What is a brand?
One of the biggest misconceptions is that a brand is a logo or even a particular product. A brand is so much more than that. Initially a brand was a sign of ownership, that’s my cow not yours type of thing. This sign of ownership then developed into a mark or guarantee of quality, wheedle out the bad wine and crack open the good stuff. This then developed further into a deep rooted sense of trust and even an emotional connection, slip on the Nike’s, hit the road and get empowered! I think that a brand should encapsulate all of these things. Here is an interesting quote I found:
“A brand is a person’s gut feeling about a product service or organisation”.

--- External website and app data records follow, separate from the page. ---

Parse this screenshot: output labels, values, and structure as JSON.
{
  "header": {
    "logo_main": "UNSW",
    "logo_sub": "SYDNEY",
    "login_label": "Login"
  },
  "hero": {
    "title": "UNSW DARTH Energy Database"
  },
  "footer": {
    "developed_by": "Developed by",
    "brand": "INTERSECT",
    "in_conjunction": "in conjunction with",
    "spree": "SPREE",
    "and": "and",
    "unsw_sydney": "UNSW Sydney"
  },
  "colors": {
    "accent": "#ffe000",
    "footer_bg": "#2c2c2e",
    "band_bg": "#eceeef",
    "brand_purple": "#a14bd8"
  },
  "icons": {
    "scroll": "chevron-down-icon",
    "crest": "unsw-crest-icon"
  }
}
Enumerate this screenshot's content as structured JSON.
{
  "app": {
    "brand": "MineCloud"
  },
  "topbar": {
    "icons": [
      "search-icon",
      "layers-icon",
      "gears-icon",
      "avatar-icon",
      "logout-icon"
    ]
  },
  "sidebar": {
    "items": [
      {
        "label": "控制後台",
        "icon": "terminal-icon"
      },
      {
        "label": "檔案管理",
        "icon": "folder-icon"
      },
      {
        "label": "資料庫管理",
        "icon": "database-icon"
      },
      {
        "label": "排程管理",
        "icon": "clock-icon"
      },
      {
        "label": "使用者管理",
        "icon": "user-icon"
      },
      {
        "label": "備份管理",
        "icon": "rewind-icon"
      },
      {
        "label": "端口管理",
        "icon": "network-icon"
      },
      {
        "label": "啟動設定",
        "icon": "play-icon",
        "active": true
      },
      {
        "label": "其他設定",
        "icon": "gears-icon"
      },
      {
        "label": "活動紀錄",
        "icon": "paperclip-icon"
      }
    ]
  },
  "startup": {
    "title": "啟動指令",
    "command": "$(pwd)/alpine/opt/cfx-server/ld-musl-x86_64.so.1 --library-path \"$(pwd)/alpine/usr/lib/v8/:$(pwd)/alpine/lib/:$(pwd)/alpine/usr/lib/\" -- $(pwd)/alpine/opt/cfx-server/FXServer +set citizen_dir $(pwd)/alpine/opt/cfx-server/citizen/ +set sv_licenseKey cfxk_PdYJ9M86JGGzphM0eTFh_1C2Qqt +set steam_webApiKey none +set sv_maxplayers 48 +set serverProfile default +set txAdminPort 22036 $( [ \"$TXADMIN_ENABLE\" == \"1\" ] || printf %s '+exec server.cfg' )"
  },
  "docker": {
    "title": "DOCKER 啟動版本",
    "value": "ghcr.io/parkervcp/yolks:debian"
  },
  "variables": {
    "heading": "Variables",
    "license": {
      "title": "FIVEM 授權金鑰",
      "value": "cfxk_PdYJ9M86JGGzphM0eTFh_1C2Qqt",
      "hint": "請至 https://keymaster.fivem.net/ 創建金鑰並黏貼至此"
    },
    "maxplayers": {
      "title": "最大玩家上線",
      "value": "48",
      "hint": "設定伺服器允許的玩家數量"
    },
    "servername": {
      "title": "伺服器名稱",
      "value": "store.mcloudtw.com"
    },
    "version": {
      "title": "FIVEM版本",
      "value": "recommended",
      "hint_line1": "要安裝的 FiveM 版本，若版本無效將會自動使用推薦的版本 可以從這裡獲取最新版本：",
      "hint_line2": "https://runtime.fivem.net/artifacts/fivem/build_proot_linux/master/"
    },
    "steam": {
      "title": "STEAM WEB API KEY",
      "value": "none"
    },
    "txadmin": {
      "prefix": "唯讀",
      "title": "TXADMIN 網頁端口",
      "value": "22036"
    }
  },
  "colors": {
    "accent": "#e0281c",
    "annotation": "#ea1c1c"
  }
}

Whilst I agree with this quote I think that there is a little more to it in that a brand must have the quality of product/service to back itself up. I can have a good gut feeling about that bottle of Supersuds lemon washing up liquid I just bought. However, if when I come to use it the suds just aren’t that super then my trust is broken down and I’m probably not going to buy it again. This is why a brand is more than just a logo or nice design.
What can you brand?
Products/Companies: Coca-Cola, Apple, Ford, Virgin, Microsoft
Services: Virgin Trains, Zumba, Google search, American Express
People: Jamie Oliver, Lady GaGa, Seth Godin
Places: New York (Think I heart NY), Selfridges, Warwick Castle
Today I have already Googled the answer to a question and Skyped a colleague. At some point I also plan to hoover the floor. My colleague Joe will no doubt Photoshop some photos and Dan will (not if I can help it) sellotape some tacky Christmas decorations around our whiteboard.
“When people use your brand as a verb that is remarkable” Meg Whitman
These are all examples of brands which are regularly used as verbs and this is the holy grail of marketing.
Hang on, aren’t you an SEO agency?
I think we can safely say that the days of standalone SEO are over. Dan really illustrates this in his last blog post ‘Off page optimisation – an outdated strategy?’. The lines between SEO and social media, CRO, content marketing, e-mail marketing and PR are really starting to blur. Soon we will not know when one ends and another begins. The same goes for SEO and Branding. When we send out reports to our customers at the end of every month we now include data on their brand traffic. Why? Well, if Google disappeared off the face of the planet in 2 years’ time you will want your business to still be standing. You would hope that you have built your brand awareness enough so that you still generate direct traffic and brand searches. The problem (or positive depending on how you look at it) is that it is a long play.
We are starting to speak to our clients much more about long term online brand development as opposed to focusing only on rankings and traffic. The great thing is that if you spend time developing your brand you should see a positive impact on your rankings and traffic. Business owners who are brand focused will have fantastic and engaging content on their site; they will get people organically talking about their awesome products/services (not only talking but linking too) and they will keep their customers coming back for more. Ticks all the basic SEO boxes really doesn’t it; quality content, social sharing, links, good engagement stats and high visitor return rate.
Another thing to consider is the emotional aspect (or ‘gut feeling’ as we described it earlier).
“People do not make buying decisions based on impersonal facts. They rely upon their perspective and how they think, interpret or believe circumstances to be. They add “emotional spin” to the data based on their gut feeling and mood, which significantly alters and affects your SEO efforts.” Trond Lynbo – Search Engine Land
Imagine I’m running an SEO campaign for a website that sells shoes called (rather unimaginatively) Shoe Stop. I’m all over the SERP’s for some of the top terms. Joe Bloggs searches for ‘online shoe store’ and up pops Shoe Stop in position 1. He clicks through to the site www.best-shoe-stop.com and is faced with a design from the 1990’s, pixelated images, and logo that calls the company SS Shoes. His trust radar is going like the clappers and his gut feeling is probably that Shoe Stop needs to do exactly that…stop!
This is why branding and SEO are starting to become synonymous.
Fantastic SEO + Weak Brand = No sales (Go cry in the corner)
Fantastic SEO + Strong Brand = Sales (Hooray! Do a little dance)
Top Tip: Don’t have multiples of the same brands. Are you Shoe Stop, Best Shoe Stop or SS Shoes? If you aren’t able to make up your mind then neither will the search engines or your customers.
These are my thoughts…what do you think?